TORONTO, Feb. 20, 2013 /CNW/ – The Ontario Undergraduate Student Alliance (OUSA) is pleased that Premier Wynne’s first Speech from the Throne placed so many student priorities at the forefront of the agenda for this upcoming legislative session.
Students are particularly enthusiastic to learn that combatting youth unemployment is a priority for Premier Wynne and her new Cabinet. The unemployment rate for university-educated youth in Ontario has increased substantially since the onset of the recession, climbing from 7.5 percent in 2008 to 11.8 percent in 2012. It is currently more than double the unemployment rate faced by their older, university-educated counterparts.
Students hope that upcoming discussions also include the topic of summer employment, as students in Ontario regularly rely on this income to fund their post-secondary education. In 2012, Ontario had the highest summer unemployment rate for students in Canada, with approximately 111,600 students unable to find work. If left unaddressed, high summer unemployment rates for Ontario’s youth will prevent more and more students from attaining a post-secondary education.

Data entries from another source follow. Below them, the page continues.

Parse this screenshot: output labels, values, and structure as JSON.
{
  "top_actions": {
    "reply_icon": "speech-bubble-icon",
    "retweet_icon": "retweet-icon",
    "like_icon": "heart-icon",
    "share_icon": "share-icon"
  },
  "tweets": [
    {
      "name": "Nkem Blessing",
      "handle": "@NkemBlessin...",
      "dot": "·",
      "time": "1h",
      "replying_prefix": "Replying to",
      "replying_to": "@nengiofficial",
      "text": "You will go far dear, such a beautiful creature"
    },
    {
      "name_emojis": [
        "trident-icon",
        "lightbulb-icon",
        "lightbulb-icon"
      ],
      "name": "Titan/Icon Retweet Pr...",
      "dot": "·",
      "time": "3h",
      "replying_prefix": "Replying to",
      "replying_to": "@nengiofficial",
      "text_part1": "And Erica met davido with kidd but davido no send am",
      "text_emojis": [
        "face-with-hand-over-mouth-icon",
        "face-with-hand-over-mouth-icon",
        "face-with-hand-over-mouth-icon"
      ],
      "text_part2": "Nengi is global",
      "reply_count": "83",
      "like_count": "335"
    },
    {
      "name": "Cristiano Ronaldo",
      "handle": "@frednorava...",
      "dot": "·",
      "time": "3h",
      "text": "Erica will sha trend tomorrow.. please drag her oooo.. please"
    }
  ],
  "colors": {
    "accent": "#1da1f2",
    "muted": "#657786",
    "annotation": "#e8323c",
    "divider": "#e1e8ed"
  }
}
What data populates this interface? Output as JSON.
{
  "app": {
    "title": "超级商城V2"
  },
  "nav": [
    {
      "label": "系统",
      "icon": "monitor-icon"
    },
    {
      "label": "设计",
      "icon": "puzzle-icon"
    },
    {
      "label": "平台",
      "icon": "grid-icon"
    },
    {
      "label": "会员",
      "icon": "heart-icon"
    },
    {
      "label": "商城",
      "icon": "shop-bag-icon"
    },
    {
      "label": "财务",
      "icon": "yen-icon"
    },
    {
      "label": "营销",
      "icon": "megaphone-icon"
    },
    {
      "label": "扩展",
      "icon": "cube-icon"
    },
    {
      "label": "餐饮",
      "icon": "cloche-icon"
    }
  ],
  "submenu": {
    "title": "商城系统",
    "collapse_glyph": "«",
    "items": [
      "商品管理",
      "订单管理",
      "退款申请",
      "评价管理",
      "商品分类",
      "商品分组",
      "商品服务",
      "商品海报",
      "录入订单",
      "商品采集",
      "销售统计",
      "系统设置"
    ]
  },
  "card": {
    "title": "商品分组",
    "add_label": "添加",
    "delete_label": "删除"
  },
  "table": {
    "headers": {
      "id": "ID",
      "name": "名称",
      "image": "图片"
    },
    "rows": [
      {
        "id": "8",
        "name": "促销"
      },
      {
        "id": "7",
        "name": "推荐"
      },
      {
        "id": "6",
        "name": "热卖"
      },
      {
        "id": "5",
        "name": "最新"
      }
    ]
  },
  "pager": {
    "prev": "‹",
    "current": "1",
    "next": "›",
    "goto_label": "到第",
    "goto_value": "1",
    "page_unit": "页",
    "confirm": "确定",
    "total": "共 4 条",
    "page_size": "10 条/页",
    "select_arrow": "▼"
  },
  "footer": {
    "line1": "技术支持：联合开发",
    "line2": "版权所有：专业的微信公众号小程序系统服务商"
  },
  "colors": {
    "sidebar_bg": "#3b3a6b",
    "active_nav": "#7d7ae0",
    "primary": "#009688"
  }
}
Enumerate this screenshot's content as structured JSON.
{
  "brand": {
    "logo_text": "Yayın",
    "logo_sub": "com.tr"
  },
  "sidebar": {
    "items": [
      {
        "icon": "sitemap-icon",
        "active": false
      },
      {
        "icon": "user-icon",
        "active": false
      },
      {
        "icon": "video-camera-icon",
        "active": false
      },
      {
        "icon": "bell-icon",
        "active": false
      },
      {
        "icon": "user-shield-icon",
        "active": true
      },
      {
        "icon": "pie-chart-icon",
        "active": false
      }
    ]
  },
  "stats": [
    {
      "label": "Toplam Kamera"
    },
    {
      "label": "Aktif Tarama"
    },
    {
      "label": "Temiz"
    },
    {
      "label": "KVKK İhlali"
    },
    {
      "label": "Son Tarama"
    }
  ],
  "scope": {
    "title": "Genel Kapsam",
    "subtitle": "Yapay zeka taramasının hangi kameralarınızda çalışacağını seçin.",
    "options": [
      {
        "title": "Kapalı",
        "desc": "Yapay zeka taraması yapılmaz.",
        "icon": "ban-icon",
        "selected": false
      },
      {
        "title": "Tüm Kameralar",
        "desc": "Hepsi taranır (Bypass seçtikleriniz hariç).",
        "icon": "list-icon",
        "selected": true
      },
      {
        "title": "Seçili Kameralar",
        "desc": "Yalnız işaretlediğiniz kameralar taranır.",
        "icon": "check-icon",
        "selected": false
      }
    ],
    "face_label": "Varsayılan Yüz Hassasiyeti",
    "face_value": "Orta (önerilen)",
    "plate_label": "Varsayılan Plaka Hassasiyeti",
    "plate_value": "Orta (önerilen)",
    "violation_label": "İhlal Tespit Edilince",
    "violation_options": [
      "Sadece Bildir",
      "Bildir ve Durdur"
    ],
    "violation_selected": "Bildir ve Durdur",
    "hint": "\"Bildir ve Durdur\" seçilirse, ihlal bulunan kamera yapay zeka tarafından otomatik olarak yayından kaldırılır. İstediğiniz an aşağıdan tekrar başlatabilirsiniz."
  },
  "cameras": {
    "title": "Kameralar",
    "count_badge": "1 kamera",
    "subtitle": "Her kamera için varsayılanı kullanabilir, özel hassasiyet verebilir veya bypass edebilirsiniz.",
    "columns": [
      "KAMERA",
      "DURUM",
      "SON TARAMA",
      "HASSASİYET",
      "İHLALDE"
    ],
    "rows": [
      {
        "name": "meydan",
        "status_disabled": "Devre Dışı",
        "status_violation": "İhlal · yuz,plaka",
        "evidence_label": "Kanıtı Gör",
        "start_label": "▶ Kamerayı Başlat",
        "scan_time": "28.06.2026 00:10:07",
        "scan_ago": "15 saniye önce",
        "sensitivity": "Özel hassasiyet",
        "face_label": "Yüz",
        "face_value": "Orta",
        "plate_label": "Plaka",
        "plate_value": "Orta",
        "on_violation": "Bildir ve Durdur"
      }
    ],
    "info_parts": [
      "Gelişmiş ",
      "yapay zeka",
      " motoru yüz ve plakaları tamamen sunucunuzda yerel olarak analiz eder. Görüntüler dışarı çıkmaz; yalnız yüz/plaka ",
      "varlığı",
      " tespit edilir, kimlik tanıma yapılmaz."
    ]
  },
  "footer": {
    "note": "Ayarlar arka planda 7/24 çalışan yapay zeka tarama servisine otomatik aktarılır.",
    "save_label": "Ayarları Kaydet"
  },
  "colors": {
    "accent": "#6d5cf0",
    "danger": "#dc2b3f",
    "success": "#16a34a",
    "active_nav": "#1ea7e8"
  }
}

The Premier’s renewed commitment to improving mental health support in Ontario is also welcome news. Many post-secondary students are at an age that puts them at risk of experiencing early-onset mental health illnesses. Last summer’s announcement of a $21 million investment into a Mental Health Innovation Fund was an excellent first step to improving mental health services in Ontario, but more must be done to address this issue. OUSA has recommended that the provincial government prioritize investment in front-line care for mental health related-illness and that universities be given increased resources to improve on-campus mental health services to meet high student demand.
Finally, OUSA applauds the Premier’s commitment to continue to offer students the 30 Per Cent Off Ontario Tuition Grant (OTG) as a means of lowering the cost of post-secondary education in Ontario. Students will continue to work with the provincial government to ensure that this grant is expanded to include those students who are unable to enroll in university directly out of high school due to access barriers. Students from northern, rural, and aboriginal communities are less likely to attend university immediately after high school and would benefit from an extension of OTG eligibility requirements to include those who delay their entrance into post secondary.
In the months to come, students look forward to working with Premier Wynne and the Ministry of Training, Colleges and Universities on specific actions to address these priorities and to further enhance the accessibility and quality of Ontario’s post-secondary system.
About the Ontario Undergraduate Student Alliance (OUSA)
OUSA represents the interests of over 155,000 professional and undergraduate, full- and part-time university students at nine member associations across Ontario.
For further information or to arrange an interview, please contact Brandon Sloan, Director of Communications.